There are few things more magnificent than an orchid.

In the rainforests of South America and other tropical areas, orchids are found growing on the bark of trees or on moss-covered rocks; as rain runs down the side of the tree or rock, it supplies the perfect balance of water and oxygen, while the plant’s roots trap nutrients from decaying vegetation. There is no soil in these conditions, which in essence makes orchids hydroponic by nature.

Many of the traditional hydroponic growing media work very well for orchids. An inert, sterile media with good air retention provides an ideal anchor for these plants. Young seedlings can be transplanted into a hydroponic growing medium at any time making repotting a simple procedure.

Suitable growing media for orchids include:

Expanded clay pellets. These are uniform in size and quite porous, allowing plants to stabilize easily while providing great capillary action. Available in a variety of sizes, clay pellets are a great environment for orchids with thick roots.

Perlite and vermiculite are heated natural minerals, and can be used individually or with a mixture of peat and bark as a soil-less mix.

Both perlite and vermiculite have a light and fluffy quality that won’t get waterlogged. These media are well suited for orchids with thin, airy roots.

Rockwool is a spun rock fibre, available in cubes, slabs and granulated form. Rockwool has an enormous water-retention capacity while permitting plenty of air to reach the roots.

A mixture of various growing media can be tailored to suit individual orchid requirements.

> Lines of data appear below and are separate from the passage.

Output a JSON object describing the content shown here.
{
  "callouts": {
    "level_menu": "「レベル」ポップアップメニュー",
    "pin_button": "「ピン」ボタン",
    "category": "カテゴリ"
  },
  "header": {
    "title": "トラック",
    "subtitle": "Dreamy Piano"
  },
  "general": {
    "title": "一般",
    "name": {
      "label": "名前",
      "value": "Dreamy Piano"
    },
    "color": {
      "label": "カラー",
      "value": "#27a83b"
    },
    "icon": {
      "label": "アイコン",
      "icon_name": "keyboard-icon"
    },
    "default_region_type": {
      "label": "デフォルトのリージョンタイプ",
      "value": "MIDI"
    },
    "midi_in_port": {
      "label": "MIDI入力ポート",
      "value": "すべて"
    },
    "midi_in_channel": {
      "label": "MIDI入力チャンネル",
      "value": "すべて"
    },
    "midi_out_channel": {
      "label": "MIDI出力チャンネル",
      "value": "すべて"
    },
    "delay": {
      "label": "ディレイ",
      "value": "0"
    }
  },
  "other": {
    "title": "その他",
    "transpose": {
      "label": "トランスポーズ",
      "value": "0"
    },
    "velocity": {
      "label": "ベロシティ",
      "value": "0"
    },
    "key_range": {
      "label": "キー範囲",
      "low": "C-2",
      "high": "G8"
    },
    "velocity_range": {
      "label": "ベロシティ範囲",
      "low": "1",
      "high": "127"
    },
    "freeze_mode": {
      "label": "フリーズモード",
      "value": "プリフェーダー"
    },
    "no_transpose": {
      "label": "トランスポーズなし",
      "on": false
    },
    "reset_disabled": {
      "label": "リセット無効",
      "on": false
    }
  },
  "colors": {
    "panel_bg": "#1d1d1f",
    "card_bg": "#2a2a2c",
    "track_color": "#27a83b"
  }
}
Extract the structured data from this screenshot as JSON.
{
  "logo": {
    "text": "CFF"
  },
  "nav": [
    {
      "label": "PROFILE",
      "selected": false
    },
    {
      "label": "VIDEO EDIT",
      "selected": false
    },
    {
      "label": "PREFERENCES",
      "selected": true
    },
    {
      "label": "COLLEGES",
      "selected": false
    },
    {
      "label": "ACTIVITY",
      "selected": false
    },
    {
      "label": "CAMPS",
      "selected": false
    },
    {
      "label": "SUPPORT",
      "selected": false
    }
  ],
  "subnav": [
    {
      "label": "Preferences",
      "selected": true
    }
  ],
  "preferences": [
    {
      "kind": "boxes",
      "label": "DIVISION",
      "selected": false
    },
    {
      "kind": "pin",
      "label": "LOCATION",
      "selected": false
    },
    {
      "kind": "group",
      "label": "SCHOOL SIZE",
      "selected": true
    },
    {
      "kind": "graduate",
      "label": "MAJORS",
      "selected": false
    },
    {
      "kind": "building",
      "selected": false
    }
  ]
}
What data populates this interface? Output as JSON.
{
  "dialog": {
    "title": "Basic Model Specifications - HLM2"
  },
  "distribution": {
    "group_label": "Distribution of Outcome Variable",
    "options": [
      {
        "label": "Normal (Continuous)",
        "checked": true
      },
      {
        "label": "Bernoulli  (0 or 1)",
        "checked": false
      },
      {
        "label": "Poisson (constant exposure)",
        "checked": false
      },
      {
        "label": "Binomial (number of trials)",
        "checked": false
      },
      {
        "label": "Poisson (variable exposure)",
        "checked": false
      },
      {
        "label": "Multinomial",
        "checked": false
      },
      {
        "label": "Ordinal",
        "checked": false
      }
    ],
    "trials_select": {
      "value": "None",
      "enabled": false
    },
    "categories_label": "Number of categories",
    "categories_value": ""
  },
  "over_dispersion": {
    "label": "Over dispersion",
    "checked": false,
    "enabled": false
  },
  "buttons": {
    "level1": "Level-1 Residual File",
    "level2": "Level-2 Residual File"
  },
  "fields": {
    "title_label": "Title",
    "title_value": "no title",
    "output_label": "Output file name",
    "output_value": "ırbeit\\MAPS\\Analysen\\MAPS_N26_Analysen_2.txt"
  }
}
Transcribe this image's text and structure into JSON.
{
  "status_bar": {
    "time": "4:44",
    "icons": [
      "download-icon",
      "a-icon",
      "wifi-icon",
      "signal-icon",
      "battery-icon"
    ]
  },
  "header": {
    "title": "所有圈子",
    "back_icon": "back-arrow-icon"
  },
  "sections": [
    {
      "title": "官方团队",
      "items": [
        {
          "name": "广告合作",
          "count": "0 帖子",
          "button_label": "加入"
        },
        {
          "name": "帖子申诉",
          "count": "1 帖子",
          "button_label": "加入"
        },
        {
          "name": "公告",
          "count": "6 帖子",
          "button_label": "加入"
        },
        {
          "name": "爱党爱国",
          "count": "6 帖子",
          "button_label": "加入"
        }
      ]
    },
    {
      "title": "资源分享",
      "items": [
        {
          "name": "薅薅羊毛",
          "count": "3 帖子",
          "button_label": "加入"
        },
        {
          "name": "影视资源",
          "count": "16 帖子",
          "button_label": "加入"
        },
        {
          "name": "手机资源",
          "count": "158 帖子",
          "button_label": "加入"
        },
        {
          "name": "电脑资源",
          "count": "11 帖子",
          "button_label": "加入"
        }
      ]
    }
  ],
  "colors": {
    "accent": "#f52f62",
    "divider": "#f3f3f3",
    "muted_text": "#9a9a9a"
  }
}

Experiment with one or two plants at a time, as you may find that changing the medium can also alter other aspects of the plants’ care.